# [WHAT YOU NEED TO DO]
Start at the top line and retype the data exactly through to the end.

Data entries:
===

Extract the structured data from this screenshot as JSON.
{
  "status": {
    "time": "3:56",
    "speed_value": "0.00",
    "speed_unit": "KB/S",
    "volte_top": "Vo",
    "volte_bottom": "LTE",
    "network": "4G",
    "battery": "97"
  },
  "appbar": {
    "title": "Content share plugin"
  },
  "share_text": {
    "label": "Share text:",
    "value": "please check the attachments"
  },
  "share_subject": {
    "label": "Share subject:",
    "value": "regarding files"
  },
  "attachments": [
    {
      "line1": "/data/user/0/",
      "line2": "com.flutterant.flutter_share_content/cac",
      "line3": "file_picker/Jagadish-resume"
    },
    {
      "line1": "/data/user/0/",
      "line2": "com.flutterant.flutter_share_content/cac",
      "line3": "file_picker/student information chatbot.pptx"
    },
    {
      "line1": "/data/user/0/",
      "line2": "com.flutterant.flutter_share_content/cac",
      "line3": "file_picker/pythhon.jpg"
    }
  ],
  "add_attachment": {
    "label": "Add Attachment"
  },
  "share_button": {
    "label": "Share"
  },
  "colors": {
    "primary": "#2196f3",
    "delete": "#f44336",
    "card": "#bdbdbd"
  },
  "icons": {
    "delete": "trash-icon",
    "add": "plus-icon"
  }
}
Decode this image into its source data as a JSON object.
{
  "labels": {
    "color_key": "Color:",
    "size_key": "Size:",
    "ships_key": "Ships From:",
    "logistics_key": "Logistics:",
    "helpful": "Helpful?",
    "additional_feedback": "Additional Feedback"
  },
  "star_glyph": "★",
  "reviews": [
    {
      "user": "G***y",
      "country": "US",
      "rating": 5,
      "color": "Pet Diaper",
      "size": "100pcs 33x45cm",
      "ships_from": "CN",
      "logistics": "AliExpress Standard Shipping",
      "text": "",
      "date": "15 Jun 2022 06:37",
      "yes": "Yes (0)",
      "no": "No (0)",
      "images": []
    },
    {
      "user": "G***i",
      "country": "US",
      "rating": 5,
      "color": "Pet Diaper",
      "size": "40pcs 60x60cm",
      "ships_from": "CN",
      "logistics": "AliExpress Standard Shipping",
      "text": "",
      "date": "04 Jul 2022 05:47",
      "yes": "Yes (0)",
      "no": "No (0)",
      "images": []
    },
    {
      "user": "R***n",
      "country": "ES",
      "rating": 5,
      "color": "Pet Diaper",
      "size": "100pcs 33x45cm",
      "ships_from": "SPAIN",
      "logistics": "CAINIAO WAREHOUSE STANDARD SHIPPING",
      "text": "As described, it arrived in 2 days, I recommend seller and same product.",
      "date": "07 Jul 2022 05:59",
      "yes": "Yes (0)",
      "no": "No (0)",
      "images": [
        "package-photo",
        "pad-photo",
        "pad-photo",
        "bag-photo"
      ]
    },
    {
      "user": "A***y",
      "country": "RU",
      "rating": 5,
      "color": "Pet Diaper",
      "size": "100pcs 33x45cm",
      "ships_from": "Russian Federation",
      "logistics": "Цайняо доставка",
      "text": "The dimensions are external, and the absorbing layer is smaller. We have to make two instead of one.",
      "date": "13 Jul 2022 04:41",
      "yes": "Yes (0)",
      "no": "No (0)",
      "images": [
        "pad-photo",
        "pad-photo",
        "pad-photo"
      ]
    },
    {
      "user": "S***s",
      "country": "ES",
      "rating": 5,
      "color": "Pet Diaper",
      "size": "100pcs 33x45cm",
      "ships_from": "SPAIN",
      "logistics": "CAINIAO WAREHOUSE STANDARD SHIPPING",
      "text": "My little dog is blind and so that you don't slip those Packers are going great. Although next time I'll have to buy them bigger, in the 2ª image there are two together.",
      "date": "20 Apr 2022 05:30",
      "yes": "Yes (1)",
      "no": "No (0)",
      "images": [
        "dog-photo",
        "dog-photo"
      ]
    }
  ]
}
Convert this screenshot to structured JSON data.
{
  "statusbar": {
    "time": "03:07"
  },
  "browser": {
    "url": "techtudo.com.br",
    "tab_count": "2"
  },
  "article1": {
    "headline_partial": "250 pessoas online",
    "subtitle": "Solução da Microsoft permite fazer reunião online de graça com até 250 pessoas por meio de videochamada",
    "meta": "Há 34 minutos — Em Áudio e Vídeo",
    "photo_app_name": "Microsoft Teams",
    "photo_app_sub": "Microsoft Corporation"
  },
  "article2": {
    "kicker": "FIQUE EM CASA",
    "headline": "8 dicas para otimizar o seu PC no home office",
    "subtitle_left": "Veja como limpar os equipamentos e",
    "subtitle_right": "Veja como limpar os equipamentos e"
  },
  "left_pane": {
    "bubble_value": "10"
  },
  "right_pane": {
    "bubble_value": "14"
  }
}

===

# [ANSWER TO THE EXERCISE]
Extract the structured data from this screenshot as JSON.
{
  "status": {
    "time": "3:56",
    "speed_value": "0.00",
    "speed_unit": "KB/S",
    "volte_top": "Vo",
    "volte_bottom": "LTE",
    "network": "4G",
    "battery": "97"
  },
  "appbar": {
    "title": "Content share plugin"
  },
  "share_text": {
    "label": "Share text:",
    "value": "please check the attachments"
  },
  "share_subject": {
    "label": "Share subject:",
    "value": "regarding files"
  },
  "attachments": [
    {
      "line1": "/data/user/0/",
      "line2": "com.flutterant.flutter_share_content/cac",
      "line3": "file_picker/Jagadish-resume"
    },
    {
      "line1": "/data/user/0/",
      "line2": "com.flutterant.flutter_share_content/cac",
      "line3": "file_picker/student information chatbot.pptx"
    },
    {
      "line1": "/data/user/0/",
      "line2": "com.flutterant.flutter_share_content/cac",
      "line3": "file_picker/pythhon.jpg"
    }
  ],
  "add_attachment": {
    "label": "Add Attachment"
  },
  "share_button": {
    "label": "Share"
  },
  "colors": {
    "primary": "#2196f3",
    "delete": "#f44336",
    "card": "#bdbdbd"
  },
  "icons": {
    "delete": "trash-icon",
    "add": "plus-icon"
  }
}
Decode this image into its source data as a JSON object.
{
  "labels": {
    "color_key": "Color:",
    "size_key": "Size:",
    "ships_key": "Ships From:",
    "logistics_key": "Logistics:",
    "helpful": "Helpful?",
    "additional_feedback": "Additional Feedback"
  },
  "star_glyph": "★",
  "reviews": [
    {
      "user": "G***y",
      "country": "US",
      "rating": 5,
      "color": "Pet Diaper",
      "size": "100pcs 33x45cm",
      "ships_from": "CN",
      "logistics": "AliExpress Standard Shipping",
      "text": "",
      "date": "15 Jun 2022 06:37",
      "yes": "Yes (0)",
      "no": "No (0)",
      "images": []
    },
    {
      "user": "G***i",
      "country": "US",
      "rating": 5,
      "color": "Pet Diaper",
      "size": "40pcs 60x60cm",
      "ships_from": "CN",
      "logistics": "AliExpress Standard Shipping",
      "text": "",
      "date": "04 Jul 2022 05:47",
      "yes": "Yes (0)",
      "no": "No (0)",
      "images": []
    },
    {
      "user": "R***n",
      "country": "ES",
      "rating": 5,
      "color": "Pet Diaper",
      "size": "100pcs 33x45cm",
      "ships_from": "SPAIN",
      "logistics": "CAINIAO WAREHOUSE STANDARD SHIPPING",
      "text": "As described, it arrived in 2 days, I recommend seller and same product.",
      "date": "07 Jul 2022 05:59",
      "yes": "Yes (0)",
      "no": "No (0)",
      "images": [
        "package-photo",
        "pad-photo",
        "pad-photo",
        "bag-photo"
      ]
    },
    {
      "user": "A***y",
      "country": "RU",
      "rating": 5,
      "color": "Pet Diaper",
      "size": "100pcs 33x45cm",
      "ships_from": "Russian Federation",
      "logistics": "Цайняо доставка",
      "text": "The dimensions are external, and the absorbing layer is smaller. We have to make two instead of one.",
      "date": "13 Jul 2022 04:41",
      "yes": "Yes (0)",
      "no": "No (0)",
      "images": [
        "pad-photo",
        "pad-photo",
        "pad-photo"
      ]
    },
    {
      "user": "S***s",
      "country": "ES",
      "rating": 5,
      "color": "Pet Diaper",
      "size": "100pcs 33x45cm",
      "ships_from": "SPAIN",
      "logistics": "CAINIAO WAREHOUSE STANDARD SHIPPING",
      "text": "My little dog is blind and so that you don't slip those Packers are going great. Although next time I'll have to buy them bigger, in the 2ª image there are two together.",
      "date": "20 Apr 2022 05:30",
      "yes": "Yes (1)",
      "no": "No (0)",
      "images": [
        "dog-photo",
        "dog-photo"
      ]
    }
  ]
}
Convert this screenshot to structured JSON data.
{
  "statusbar": {
    "time": "03:07"
  },
  "browser": {
    "url": "techtudo.com.br",
    "tab_count": "2"
  },
  "article1": {
    "headline_partial": "250 pessoas online",
    "subtitle": "Solução da Microsoft permite fazer reunião online de graça com até 250 pessoas por meio de videochamada",
    "meta": "Há 34 minutos — Em Áudio e Vídeo",
    "photo_app_name": "Microsoft Teams",
    "photo_app_sub": "Microsoft Corporation"
  },
  "article2": {
    "kicker": "FIQUE EM CASA",
    "headline": "8 dicas para otimizar o seu PC no home office",
    "subtitle_left": "Veja como limpar os equipamentos e",
    "subtitle_right": "Veja como limpar os equipamentos e"
  },
  "left_pane": {
    "bubble_value": "10"
  },
  "right_pane": {
    "bubble_value": "14"
  }
}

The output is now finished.